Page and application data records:
>>>
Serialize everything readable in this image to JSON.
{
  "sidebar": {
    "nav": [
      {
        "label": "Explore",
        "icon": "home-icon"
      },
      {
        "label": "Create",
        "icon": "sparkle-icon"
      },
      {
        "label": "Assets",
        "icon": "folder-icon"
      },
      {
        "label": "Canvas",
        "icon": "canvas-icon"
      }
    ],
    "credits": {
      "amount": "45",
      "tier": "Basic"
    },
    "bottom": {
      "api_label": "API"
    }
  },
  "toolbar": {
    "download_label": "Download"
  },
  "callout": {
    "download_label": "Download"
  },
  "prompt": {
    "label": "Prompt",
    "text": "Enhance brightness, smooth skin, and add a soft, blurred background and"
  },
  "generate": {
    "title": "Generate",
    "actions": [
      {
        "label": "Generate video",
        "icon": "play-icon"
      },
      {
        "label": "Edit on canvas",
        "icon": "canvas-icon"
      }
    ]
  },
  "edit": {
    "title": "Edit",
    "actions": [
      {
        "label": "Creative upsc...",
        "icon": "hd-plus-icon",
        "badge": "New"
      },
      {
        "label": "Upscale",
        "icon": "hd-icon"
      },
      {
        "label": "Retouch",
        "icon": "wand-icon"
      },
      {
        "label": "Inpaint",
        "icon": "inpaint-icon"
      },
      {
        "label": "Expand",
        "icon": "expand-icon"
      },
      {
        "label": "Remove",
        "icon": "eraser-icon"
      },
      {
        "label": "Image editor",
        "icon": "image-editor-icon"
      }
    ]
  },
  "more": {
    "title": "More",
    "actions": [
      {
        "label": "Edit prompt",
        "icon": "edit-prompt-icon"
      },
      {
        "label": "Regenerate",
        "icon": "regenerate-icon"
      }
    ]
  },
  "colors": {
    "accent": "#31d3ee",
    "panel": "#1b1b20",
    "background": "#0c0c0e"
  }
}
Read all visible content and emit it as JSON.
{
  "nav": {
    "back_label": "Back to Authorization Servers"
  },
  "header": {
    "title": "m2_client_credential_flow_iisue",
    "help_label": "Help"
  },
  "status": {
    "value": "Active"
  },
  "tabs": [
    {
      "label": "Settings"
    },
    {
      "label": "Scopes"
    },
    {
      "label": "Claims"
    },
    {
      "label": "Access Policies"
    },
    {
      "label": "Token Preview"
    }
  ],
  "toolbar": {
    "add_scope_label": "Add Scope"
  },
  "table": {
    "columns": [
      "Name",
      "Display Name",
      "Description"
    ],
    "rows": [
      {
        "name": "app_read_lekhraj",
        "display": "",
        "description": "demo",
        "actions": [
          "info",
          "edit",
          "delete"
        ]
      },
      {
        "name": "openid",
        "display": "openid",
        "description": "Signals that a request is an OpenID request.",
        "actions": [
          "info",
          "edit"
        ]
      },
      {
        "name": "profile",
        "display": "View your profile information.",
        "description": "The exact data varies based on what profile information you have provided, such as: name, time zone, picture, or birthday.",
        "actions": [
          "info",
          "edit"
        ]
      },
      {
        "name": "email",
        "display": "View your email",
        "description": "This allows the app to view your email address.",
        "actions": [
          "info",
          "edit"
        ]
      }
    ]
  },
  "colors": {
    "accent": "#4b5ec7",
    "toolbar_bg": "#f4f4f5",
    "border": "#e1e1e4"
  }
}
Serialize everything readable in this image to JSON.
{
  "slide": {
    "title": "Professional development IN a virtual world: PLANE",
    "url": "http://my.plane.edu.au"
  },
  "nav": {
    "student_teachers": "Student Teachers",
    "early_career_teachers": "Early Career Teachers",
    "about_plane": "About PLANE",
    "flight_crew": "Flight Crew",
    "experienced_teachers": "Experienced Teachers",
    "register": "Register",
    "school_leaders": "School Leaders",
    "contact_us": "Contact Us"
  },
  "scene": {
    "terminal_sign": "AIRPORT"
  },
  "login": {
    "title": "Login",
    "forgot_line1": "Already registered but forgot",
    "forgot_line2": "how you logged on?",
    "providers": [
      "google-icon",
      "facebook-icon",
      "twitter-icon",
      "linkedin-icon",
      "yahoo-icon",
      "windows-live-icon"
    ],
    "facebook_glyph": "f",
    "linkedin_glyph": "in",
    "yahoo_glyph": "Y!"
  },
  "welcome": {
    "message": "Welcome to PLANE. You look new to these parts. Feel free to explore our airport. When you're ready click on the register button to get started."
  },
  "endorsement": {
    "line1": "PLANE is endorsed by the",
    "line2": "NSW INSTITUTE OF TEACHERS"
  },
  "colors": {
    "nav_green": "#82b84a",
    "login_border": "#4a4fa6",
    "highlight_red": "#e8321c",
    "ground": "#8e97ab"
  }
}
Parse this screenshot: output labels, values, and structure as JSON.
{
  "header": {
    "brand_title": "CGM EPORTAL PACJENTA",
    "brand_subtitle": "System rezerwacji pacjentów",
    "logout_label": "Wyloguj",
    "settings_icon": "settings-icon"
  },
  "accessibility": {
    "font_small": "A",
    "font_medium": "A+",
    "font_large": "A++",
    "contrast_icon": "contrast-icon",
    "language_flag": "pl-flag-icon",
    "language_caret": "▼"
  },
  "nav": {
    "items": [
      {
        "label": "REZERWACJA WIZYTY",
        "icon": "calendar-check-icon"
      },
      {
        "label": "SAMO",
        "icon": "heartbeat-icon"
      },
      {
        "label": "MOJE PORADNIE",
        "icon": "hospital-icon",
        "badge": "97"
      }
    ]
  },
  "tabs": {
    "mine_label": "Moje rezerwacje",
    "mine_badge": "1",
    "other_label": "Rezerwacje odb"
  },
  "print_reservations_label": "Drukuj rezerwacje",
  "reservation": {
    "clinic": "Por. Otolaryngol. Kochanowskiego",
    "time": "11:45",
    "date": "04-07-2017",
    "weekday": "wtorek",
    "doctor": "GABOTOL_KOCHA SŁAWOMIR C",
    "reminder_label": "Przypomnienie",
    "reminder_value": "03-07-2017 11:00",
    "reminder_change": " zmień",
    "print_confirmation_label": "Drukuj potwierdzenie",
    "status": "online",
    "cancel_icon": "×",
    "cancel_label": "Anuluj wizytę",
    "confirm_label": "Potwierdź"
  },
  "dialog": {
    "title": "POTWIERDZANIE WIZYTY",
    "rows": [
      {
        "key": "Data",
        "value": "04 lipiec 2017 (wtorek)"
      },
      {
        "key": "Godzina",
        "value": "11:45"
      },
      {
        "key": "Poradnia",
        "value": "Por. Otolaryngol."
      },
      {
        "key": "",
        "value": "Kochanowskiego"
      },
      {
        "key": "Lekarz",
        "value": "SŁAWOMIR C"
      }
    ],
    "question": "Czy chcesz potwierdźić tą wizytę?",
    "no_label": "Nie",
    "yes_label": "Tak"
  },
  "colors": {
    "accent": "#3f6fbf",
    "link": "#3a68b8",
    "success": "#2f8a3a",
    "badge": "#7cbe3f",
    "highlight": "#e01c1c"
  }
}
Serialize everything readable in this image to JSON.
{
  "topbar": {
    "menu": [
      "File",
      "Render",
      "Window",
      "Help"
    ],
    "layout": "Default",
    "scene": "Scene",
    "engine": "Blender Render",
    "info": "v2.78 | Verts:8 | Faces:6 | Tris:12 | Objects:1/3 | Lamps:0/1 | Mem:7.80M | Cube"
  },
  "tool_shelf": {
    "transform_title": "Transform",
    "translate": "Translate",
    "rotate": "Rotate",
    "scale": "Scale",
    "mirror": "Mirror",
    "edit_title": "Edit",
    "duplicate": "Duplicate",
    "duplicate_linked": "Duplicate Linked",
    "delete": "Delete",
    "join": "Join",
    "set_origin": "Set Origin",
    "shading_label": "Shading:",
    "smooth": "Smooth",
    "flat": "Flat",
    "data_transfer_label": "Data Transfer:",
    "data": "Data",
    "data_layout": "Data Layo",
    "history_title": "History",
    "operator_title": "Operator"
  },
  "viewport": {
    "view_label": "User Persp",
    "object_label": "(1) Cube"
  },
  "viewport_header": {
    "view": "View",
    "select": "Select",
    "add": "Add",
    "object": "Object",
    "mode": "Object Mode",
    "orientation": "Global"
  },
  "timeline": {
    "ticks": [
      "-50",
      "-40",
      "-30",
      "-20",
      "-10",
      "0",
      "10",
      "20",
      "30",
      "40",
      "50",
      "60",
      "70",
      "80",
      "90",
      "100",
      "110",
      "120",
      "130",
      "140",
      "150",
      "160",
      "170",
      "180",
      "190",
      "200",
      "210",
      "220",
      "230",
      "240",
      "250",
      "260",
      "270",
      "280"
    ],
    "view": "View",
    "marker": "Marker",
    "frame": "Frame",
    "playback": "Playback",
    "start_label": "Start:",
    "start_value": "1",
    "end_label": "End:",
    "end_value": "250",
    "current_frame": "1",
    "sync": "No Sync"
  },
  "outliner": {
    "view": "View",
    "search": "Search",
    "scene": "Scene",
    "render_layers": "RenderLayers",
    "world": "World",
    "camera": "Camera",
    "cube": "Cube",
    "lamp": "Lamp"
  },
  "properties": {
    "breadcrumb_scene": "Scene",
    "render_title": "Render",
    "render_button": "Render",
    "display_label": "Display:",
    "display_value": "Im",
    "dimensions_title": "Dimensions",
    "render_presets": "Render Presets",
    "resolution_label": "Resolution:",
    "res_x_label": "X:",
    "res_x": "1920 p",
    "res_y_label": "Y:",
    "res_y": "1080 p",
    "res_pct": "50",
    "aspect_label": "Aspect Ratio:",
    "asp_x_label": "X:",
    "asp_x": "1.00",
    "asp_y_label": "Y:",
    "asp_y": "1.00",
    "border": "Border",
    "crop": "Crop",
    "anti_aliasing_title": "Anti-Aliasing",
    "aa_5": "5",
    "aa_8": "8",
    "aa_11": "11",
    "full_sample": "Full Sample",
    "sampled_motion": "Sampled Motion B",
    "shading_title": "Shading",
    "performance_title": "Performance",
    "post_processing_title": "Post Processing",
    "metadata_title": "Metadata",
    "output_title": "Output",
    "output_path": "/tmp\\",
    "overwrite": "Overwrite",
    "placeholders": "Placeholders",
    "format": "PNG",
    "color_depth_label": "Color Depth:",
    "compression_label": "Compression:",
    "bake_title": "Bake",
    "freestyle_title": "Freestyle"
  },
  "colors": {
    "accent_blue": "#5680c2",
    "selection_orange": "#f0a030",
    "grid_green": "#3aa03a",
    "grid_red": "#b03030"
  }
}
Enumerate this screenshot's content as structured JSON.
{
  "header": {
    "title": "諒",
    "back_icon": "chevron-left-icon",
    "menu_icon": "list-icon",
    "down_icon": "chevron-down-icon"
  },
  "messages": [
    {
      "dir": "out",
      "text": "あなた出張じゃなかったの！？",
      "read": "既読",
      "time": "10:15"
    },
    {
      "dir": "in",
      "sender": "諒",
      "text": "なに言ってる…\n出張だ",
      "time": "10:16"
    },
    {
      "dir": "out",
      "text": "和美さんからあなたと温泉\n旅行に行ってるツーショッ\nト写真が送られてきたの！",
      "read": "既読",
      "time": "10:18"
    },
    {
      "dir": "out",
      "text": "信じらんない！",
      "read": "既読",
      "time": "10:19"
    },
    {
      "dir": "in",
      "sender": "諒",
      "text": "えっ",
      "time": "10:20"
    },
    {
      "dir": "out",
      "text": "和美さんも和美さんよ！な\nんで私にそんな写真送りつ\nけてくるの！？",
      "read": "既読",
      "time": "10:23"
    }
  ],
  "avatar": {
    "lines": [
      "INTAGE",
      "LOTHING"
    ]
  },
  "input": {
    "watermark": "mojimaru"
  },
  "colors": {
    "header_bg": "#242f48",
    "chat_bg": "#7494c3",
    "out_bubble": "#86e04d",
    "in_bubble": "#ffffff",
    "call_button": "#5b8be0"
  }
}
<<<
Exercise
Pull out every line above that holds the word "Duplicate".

Exercise answer
    "duplicate": "Duplicate",
    "duplicate_linked": "Duplicate Linked",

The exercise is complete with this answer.